This paper presents some initial ideas on how the theoretical concepts of the ‘insider’ and the ‘outsider’ might be re-examined in an era where advances in comparative, qualitative research methodologies seek to be more inclusive, collaborative, participatory, reflexive and nuanced. Earlier essentialist definitions of the outsider as detached and objective, and the insider as culturally embedded and subjective, are re-examined and set within an international research and teaching context that recognises the increased migration of people, ideas and educational policies. It is argued that, in the context of such change, it has become more difficult to categorise and label groups and individuals as being ‘inside’ or ‘outside’ systems, professional communities or research environments. Such essentialist notions, which often underpin the production of large-scale, international datasets of pupil achievement, need to be challenged so that more complex understandings can inform not only new methods of research design, research ethics, data collection and analysis, but also the creation of new knowledge, giving more validity to related education policy making. We recognise that individual and group identities can be multiple, flexible and changing such that the boundary between the inside and the outside is permeable, less stable and less easy to draw. The concept of a ‘third’, liminal space may have the potential to encourage new meaning which is constructed on the boundary between worlds where historical, social, cultural, political, ethical and individual understandings meet.
|Number of pages||21|
|Journal||Compare: A Journal of Comparative and International Education|
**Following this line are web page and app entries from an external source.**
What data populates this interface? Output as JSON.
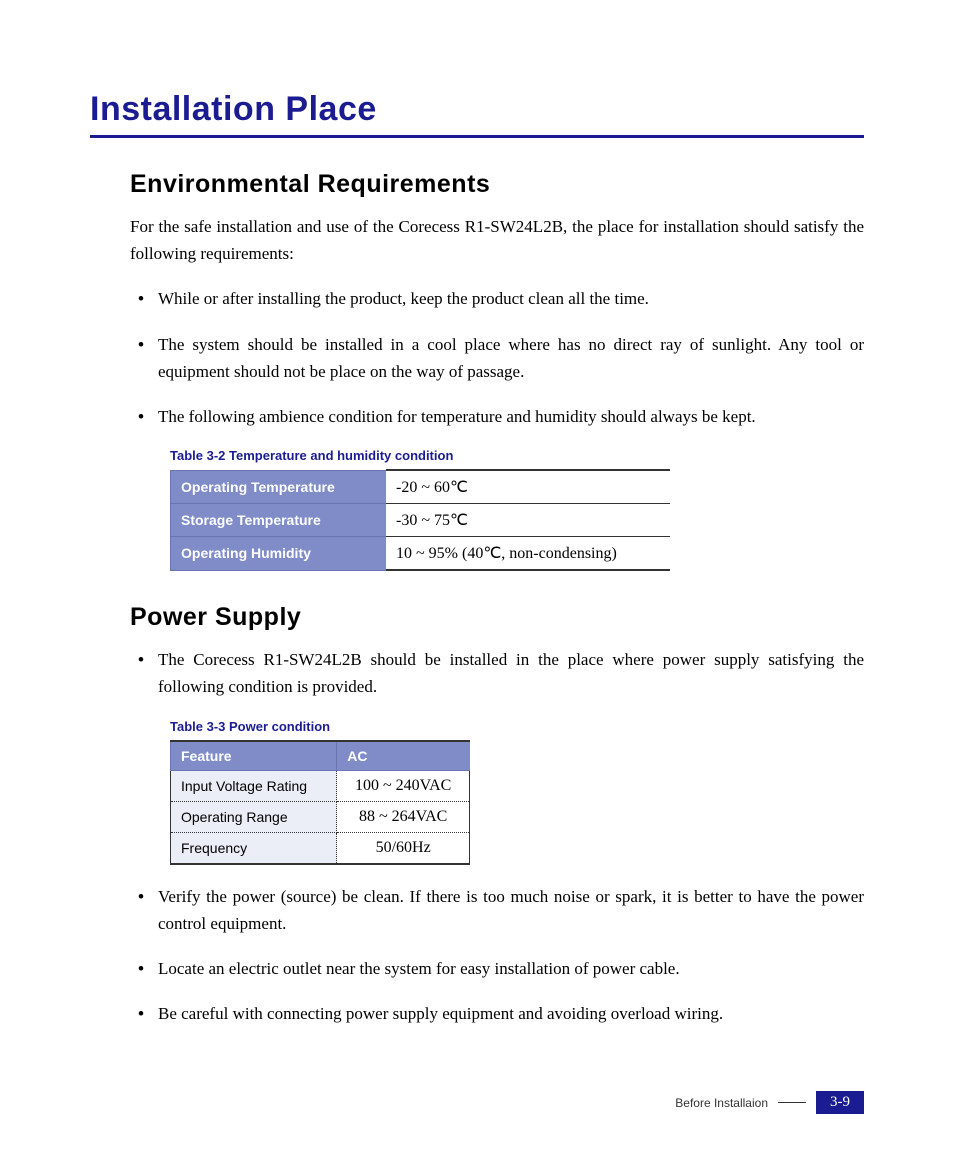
{
  "title": "Installation Place",
  "sections": {
    "env": {
      "heading": "Environmental Requirements",
      "intro": "For the safe installation and use of the Corecess R1-SW24L2B, the place for installation should satisfy the following requirements:",
      "bullets": [
        "While or after installing the product, keep the product clean all the time.",
        "The system should be installed in a cool place where has no direct ray of sunlight. Any tool or equipment should not be place on the way of passage.",
        "The following ambience condition for temperature and humidity should always be kept."
      ],
      "table_caption": "Table 3-2    Temperature and humidity condition",
      "table": [
        {
          "label": "Operating Temperature",
          "value": "-20 ~ 60℃"
        },
        {
          "label": "Storage Temperature",
          "value": "-30 ~ 75℃"
        },
        {
          "label": "Operating Humidity",
          "value": "10 ~ 95% (40℃, non-condensing)"
        }
      ]
    },
    "power": {
      "heading": "Power Supply",
      "bullets_top": [
        "The Corecess R1-SW24L2B should be installed in the place where power supply satisfying the following condition is provided."
      ],
      "table_caption": "Table 3-3    Power condition",
      "table_headers": {
        "feature": "Feature",
        "ac": "AC"
      },
      "table": [
        {
          "feature": "Input Voltage Rating",
          "ac": "100 ~ 240VAC"
        },
        {
          "feature": "Operating Range",
          "ac": "88 ~ 264VAC"
        },
        {
          "feature": "Frequency",
          "ac": "50/60Hz"
        }
      ],
      "bullets_bottom": [
        "Verify the power (source) be clean. If there is too much noise or spark, it is better to have the power control equipment.",
        "Locate an electric outlet near the system for easy installation of power cable.",
        "Be careful with connecting power supply equipment and avoiding overload wiring."
      ]
    }
  },
  "footer": {
    "section": "Before Installaion",
    "page": "3-9"
  }
}
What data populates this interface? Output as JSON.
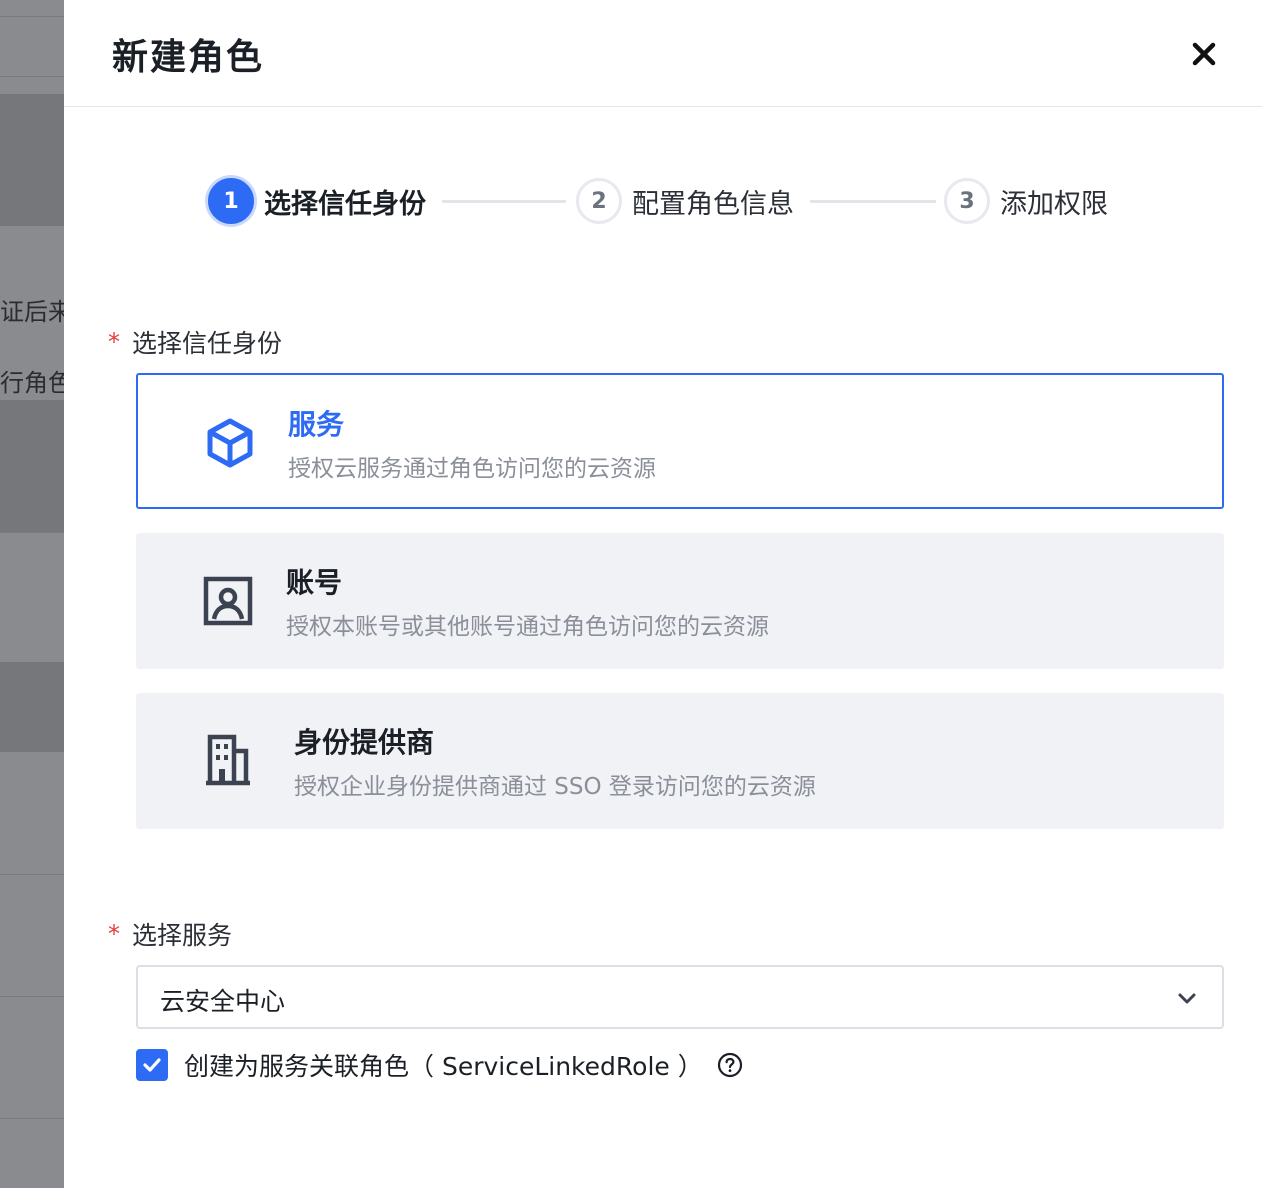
{
  "background": {
    "fragments": [
      "证后来",
      "行角色"
    ]
  },
  "drawer": {
    "title": "新建角色",
    "close_icon": "close-icon"
  },
  "steps": [
    {
      "number": "1",
      "label": "选择信任身份",
      "state": "active"
    },
    {
      "number": "2",
      "label": "配置角色信息",
      "state": "pending"
    },
    {
      "number": "3",
      "label": "添加权限",
      "state": "pending"
    }
  ],
  "trust": {
    "required_mark": "*",
    "label": "选择信任身份",
    "options": [
      {
        "icon": "cube-icon",
        "title": "服务",
        "desc": "授权云服务通过角色访问您的云资源",
        "selected": true
      },
      {
        "icon": "account-icon",
        "title": "账号",
        "desc": "授权本账号或其他账号通过角色访问您的云资源",
        "selected": false
      },
      {
        "icon": "building-icon",
        "title": "身份提供商",
        "desc": "授权企业身份提供商通过 SSO 登录访问您的云资源",
        "selected": false
      }
    ]
  },
  "service": {
    "required_mark": "*",
    "label": "选择服务",
    "selected_value": "云安全中心",
    "chevron_icon": "chevron-down-icon"
  },
  "linked_role": {
    "checked": true,
    "label": "创建为服务关联角色（ ServiceLinkedRole ）",
    "help_icon": "question-circle-icon"
  },
  "colors": {
    "primary": "#2e6bf5",
    "required": "#e83a3a",
    "card_bg": "#f1f2f6"
  }
}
|Publication status||Published - Mar 2015|
- comparative methodology
- intercultural communication
- cross-cultural understanding
- the third space